Material for this exercise –
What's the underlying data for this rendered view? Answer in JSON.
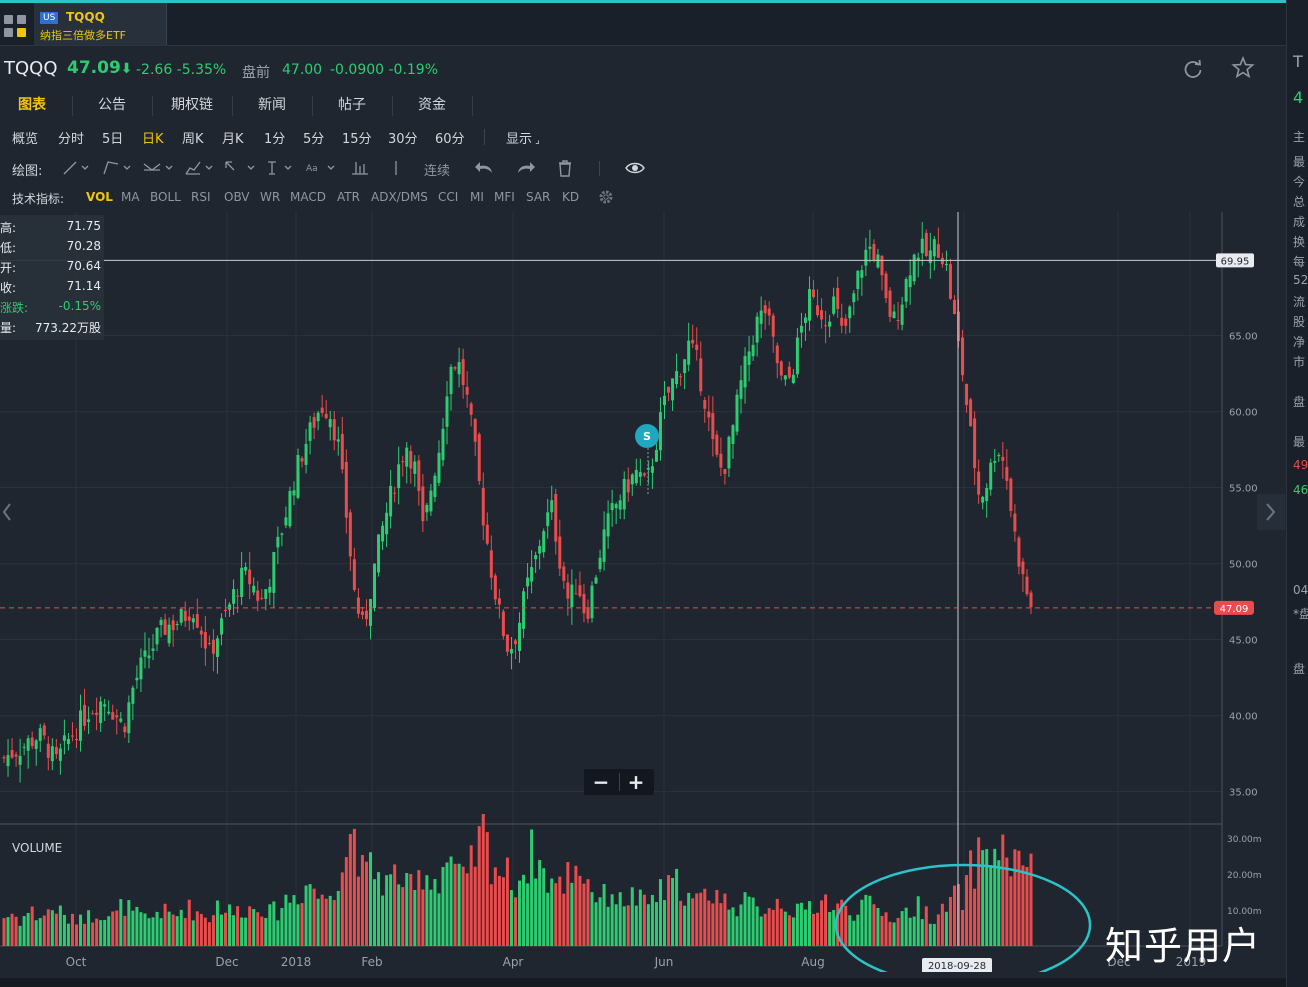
{
  "tab": {
    "market_badge": "US",
    "symbol": "TQQQ",
    "name": "纳指三倍做多ETF"
  },
  "quote": {
    "symbol": "TQQQ",
    "price": "47.09",
    "change": "-2.66 -5.35%",
    "premarket_label": "盘前",
    "premarket_price": "47.00",
    "premarket_change": "-0.0900 -0.19%"
  },
  "nav_tabs": [
    "图表",
    "公告",
    "期权链",
    "新闻",
    "帖子",
    "资金"
  ],
  "periods": [
    "概览",
    "分时",
    "5日",
    "日K",
    "周K",
    "月K",
    "1分",
    "5分",
    "15分",
    "30分",
    "60分"
  ],
  "display_menu": "显示",
  "draw_toolbar": {
    "label": "绘图:",
    "continuous": "连续"
  },
  "indicators": {
    "label": "技术指标:",
    "items": [
      "VOL",
      "MA",
      "BOLL",
      "RSI",
      "OBV",
      "WR",
      "MACD",
      "ATR",
      "ADX/DMS",
      "CCI",
      "MI",
      "MFI",
      "SAR",
      "KD"
    ]
  },
  "ohlc_box": [
    {
      "label": "高:",
      "value": "71.75"
    },
    {
      "label": "低:",
      "value": "70.28"
    },
    {
      "label": "开:",
      "value": "70.64"
    },
    {
      "label": "收:",
      "value": "71.14"
    },
    {
      "label": "涨跌:",
      "value": "-0.15%"
    },
    {
      "label": "量:",
      "value": "773.22万股"
    }
  ],
  "volume_label": "VOLUME",
  "split_marker": "S",
  "right_panel": {
    "text": [
      "T",
      "4",
      "主",
      "最",
      "今",
      "总",
      "成",
      "换",
      "每",
      "52",
      "流",
      "股",
      "净",
      "市",
      "盘",
      "最",
      "49",
      "46",
      "04",
      "*盘",
      "盘"
    ]
  },
  "watermark": "知乎用户",
  "colors": {
    "up": "#2ecc71",
    "down": "#e84c4c",
    "accent": "#f1c40f",
    "annotation": "#2bc3c8"
  },
  "chart_data": {
    "type": "candlestick",
    "price_axis": {
      "ticks": [
        "35.00",
        "40.00",
        "45.00",
        "50.00",
        "55.00",
        "60.00",
        "65.00"
      ],
      "ylim": [
        33.0,
        73.0
      ]
    },
    "volume_axis": {
      "ticks": [
        "10.00m",
        "20.00m",
        "30.00m"
      ],
      "ylim": [
        0,
        33
      ]
    },
    "x_labels": [
      "Oct",
      "Dec",
      "2018",
      "Feb",
      "Apr",
      "Jun",
      "Aug",
      "Dec",
      "2019"
    ],
    "crosshair": {
      "price_label": "69.95",
      "date_label": "2018-09-28"
    },
    "last_price_label": "47.09",
    "close_series": [
      37.2,
      37.6,
      37.9,
      38.3,
      38.7,
      38.1,
      36.8,
      37.9,
      38.8,
      39.6,
      40.4,
      40.9,
      41.0,
      40.1,
      39.3,
      41.7,
      43.2,
      44.1,
      45.3,
      45.9,
      46.1,
      46.5,
      47.2,
      45.8,
      44.0,
      45.4,
      46.7,
      48.2,
      49.3,
      48.7,
      47.4,
      49.0,
      51.2,
      53.5,
      55.8,
      57.6,
      59.0,
      60.4,
      60.1,
      58.0,
      53.2,
      47.8,
      45.6,
      48.9,
      51.8,
      54.0,
      56.2,
      57.9,
      56.3,
      52.0,
      55.4,
      58.0,
      62.8,
      63.4,
      61.2,
      57.5,
      53.1,
      49.4,
      46.3,
      44.2,
      45.6,
      48.3,
      50.0,
      52.4,
      53.6,
      50.1,
      47.4,
      48.9,
      46.5,
      49.0,
      51.7,
      53.3,
      54.4,
      55.3,
      56.1,
      55.0,
      57.4,
      60.2,
      61.8,
      62.9,
      64.4,
      63.2,
      60.5,
      57.1,
      56.0,
      58.4,
      61.5,
      63.9,
      65.9,
      66.7,
      64.1,
      61.6,
      62.4,
      65.1,
      67.4,
      66.9,
      66.2,
      67.3,
      64.9,
      66.8,
      69.4,
      70.9,
      70.2,
      67.1,
      66.0,
      67.6,
      69.9,
      70.8,
      70.1,
      71.1,
      69.8,
      66.3,
      62.6,
      58.2,
      54.2,
      55.6,
      57.9,
      56.4,
      52.2,
      49.1,
      47.1
    ],
    "volume_series_m": [
      8,
      9,
      7,
      10,
      8,
      9,
      11,
      8,
      7,
      9,
      8,
      10,
      9,
      8,
      12,
      9,
      8,
      7,
      10,
      9,
      8,
      11,
      10,
      9,
      8,
      12,
      10,
      9,
      11,
      10,
      12,
      9,
      10,
      13,
      14,
      16,
      18,
      12,
      15,
      20,
      26,
      34,
      18,
      22,
      19,
      17,
      21,
      16,
      15,
      22,
      18,
      20,
      26,
      19,
      17,
      25,
      31,
      24,
      21,
      19,
      18,
      22,
      27,
      20,
      18,
      16,
      21,
      23,
      19,
      15,
      13,
      16,
      12,
      14,
      13,
      11,
      14,
      15,
      16,
      18,
      13,
      12,
      14,
      16,
      12,
      13,
      11,
      12,
      10,
      11,
      12,
      13,
      10,
      9,
      11,
      12,
      13,
      10,
      11,
      9,
      12,
      11,
      10,
      9,
      8,
      9,
      10,
      11,
      9,
      8,
      10,
      14,
      13,
      21,
      25,
      29,
      24,
      27,
      23,
      20,
      30
    ]
  }
}
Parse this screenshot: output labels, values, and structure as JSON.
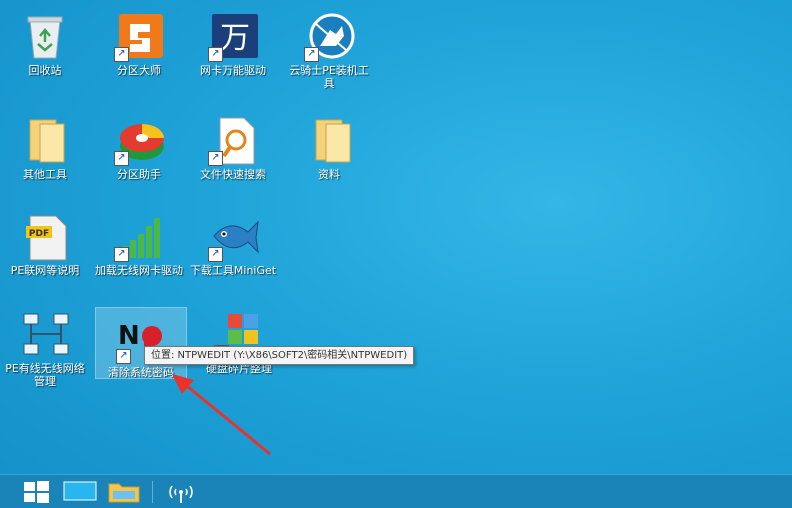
{
  "desktop": {
    "icons": [
      {
        "label": "回收站",
        "icon": "recycle-bin-icon"
      },
      {
        "label": "分区大师",
        "icon": "partition-master-icon"
      },
      {
        "label": "网卡万能驱动",
        "icon": "network-driver-icon"
      },
      {
        "label": "云骑士PE装机工具",
        "icon": "knight-installer-icon"
      },
      {
        "label": "其他工具",
        "icon": "folder-icon"
      },
      {
        "label": "分区助手",
        "icon": "partition-assistant-icon"
      },
      {
        "label": "文件快速搜索",
        "icon": "file-search-icon"
      },
      {
        "label": "资料",
        "icon": "folder-icon"
      },
      {
        "label": "PE联网等说明",
        "icon": "pdf-icon"
      },
      {
        "label": "加载无线网卡驱动",
        "icon": "wireless-signal-icon"
      },
      {
        "label": "下载工具MiniGet",
        "icon": "miniget-fish-icon"
      },
      {
        "label": "PE有线无线网络管理",
        "icon": "network-topology-icon"
      },
      {
        "label": "清除系统密码",
        "icon": "ntpwedit-icon"
      },
      {
        "label": "硬盘碎片整理",
        "icon": "defrag-icon"
      }
    ],
    "tooltip": "位置: NTPWEDIT (Y:\\X86\\SOFT2\\密码相关\\NTPWEDIT)"
  },
  "taskbar": {
    "items": [
      "start-button",
      "desktop-icon",
      "file-explorer-icon",
      "network-status-icon"
    ]
  },
  "colors": {
    "accent": "#1fa3d8",
    "taskbar": "#1a84b8",
    "arrow": "#e8322a"
  }
}
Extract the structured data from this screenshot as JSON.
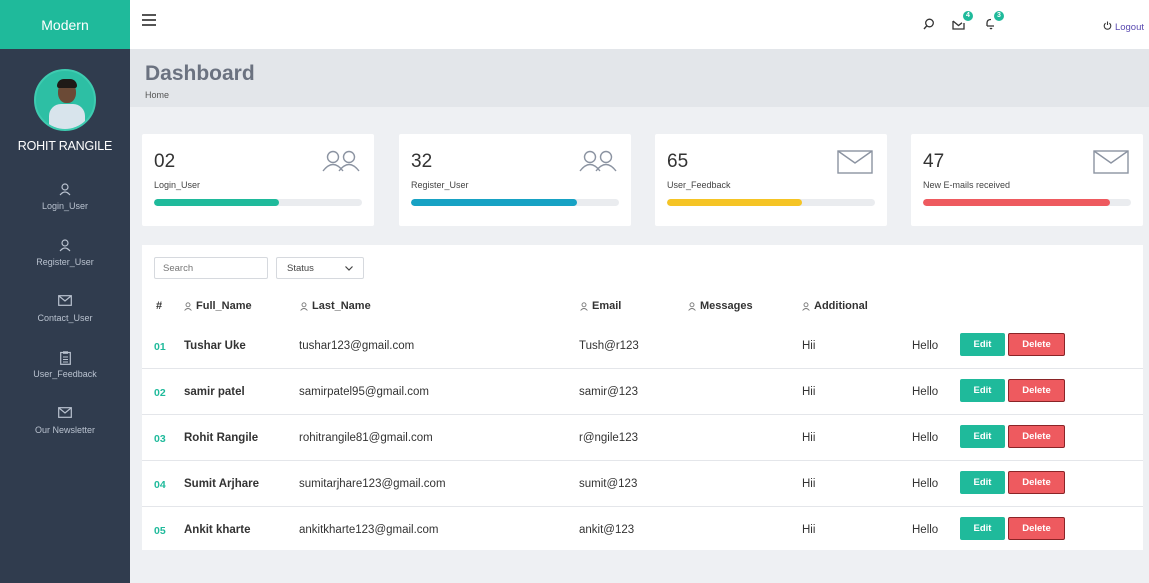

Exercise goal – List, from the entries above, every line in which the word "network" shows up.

Response area –
        "icon": "network-driver-icon"
        "icon": "network-topology-icon"
      "network-status-icon"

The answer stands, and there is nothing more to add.